When Monster Products founder and CEO Noel Lee prepared to shoot his company’s first Super Bowl ad—in fact, its first ad, period—two weeks ago, “I thought it was just going to be two guys and a camcorder,” recalls Lee, whose company makes headphones, speakers and cables.
Instead, NBCU’s in-house Content Innovation Agency (CIA) employed a crew of more than 250 for the spot, which shot for four days around New York City. The ad, inspired by Lee’s life, features 11 celebrities and influencers, including recording artist Iggy Azalea and YouTube star RiceGum, who plays a younger version of Lee. “This is the first ad we’ve ever run, so it’s a pretty epic moment for us to start out in the big leagues,” says Lee, who shows up himself at the end.
In the spot, the younger Lee hears Azalea in a subway station, “and it just gives me goosebumps as to the shortcomings of … the free white earbuds that come with your phone,” says Lee. “I go into the laboratory and create these great new products. Then my quest is to go evangelize them to the world, but I get rejected. And then when they finally discover it, it opens up a whole new world with people dancing and smiling because of the music. I think it’s going to be a great story.”
Azalea’s new song “Savior” appears in the ad, which is “so appropriate,” says Lee. “Here is young Noel Lee, saving the world from bad music.”

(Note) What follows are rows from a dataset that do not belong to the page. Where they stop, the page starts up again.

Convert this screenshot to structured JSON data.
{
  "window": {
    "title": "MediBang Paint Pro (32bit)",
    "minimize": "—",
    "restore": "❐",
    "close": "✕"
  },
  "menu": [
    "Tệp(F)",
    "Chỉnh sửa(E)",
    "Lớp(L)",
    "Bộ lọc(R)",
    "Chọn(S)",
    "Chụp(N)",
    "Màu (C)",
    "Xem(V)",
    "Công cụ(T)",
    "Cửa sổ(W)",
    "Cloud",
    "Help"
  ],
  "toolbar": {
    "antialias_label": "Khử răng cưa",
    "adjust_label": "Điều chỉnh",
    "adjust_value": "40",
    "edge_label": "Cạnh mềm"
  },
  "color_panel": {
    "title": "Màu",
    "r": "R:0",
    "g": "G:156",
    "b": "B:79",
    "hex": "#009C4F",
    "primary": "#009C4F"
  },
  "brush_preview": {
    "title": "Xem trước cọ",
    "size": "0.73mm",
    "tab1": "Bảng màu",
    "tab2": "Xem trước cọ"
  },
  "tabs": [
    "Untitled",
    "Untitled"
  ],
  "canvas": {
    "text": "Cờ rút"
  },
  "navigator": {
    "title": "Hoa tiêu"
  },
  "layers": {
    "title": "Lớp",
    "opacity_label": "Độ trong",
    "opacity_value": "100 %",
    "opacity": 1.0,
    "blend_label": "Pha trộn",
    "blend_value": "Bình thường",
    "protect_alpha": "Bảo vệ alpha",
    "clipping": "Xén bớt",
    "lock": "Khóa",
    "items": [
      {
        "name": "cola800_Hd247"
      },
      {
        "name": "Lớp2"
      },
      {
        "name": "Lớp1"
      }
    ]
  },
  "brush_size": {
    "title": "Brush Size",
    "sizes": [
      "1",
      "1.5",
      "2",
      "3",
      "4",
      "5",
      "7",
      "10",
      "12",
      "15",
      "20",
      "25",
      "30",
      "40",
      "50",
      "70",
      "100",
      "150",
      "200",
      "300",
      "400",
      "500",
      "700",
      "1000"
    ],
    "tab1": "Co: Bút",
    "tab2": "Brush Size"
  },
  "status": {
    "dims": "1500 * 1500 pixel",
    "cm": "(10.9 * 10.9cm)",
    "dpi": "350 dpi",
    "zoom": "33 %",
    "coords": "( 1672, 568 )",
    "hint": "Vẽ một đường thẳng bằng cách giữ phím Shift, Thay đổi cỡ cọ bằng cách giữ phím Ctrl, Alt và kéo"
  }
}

The Monster Products ad is CIA’s first Super Bowl spot ever, and the first time any network has produced a Super Bowl ad for an outside client. It was part of NBCU’s two-year effort to integrate its sports programming with the rest of its portfolio, while enhancing the company’s overall offerings to marketers, in preparation for next month’s $1.4 billion ad revenue bonanza from the Super Bowl and Winter Olympics.
“The Super Bowl is the ultimate test for creative,” says Dan Lovinger, evp, ad sales, NBC Sports Group. The NBCU team knew “if we could find an advertiser that would entrust this awesome responsibility upon us, that would be the ultimate statement that we’ve created the right group here at NBCU.”
In addition to crafting the spot, NBCU’s CIA is creating customized teasers for each of the celebrities and influencers who appear in it, as well as a 90-second version of the ad for digital platforms. “The way that we look at working with clients—and more and more we do this across all platforms—is we’re not just creating one spot, we’re creating bigger programs and bigger platforms for our clients to integrate across the whole portfolio,” says Steven Rummer, svp of marketing and creative for CIA.
Lee, who founded Monster Products 39 years ago, initially had his doubts about shelling out more than $5 million for a 30-second spot, but the company’s COO Fred Khalilian sold him on the idea. “There’s only one way to deliver the message of where Monster was, where Monster is and where Monster is going,” says Khalilian, who told Lee, “If you’re planning to stay in business another 39 years, this is how you deliver the message that you ain’t going nowhere.”
Now, Lee has no regrets about his big Super Bowl investment. “In one fell swoop, we can put our brand in front of so many people that they at least ask the question: ‘Wow, who’s Monster?’ ‘Is this the energy drink?’ ‘What do they do?’ And, ‘Whoa, that’s an interesting story,’” says Lee. “It’s my belief that the Super Bowl ad is worth every penny that we’re paying.”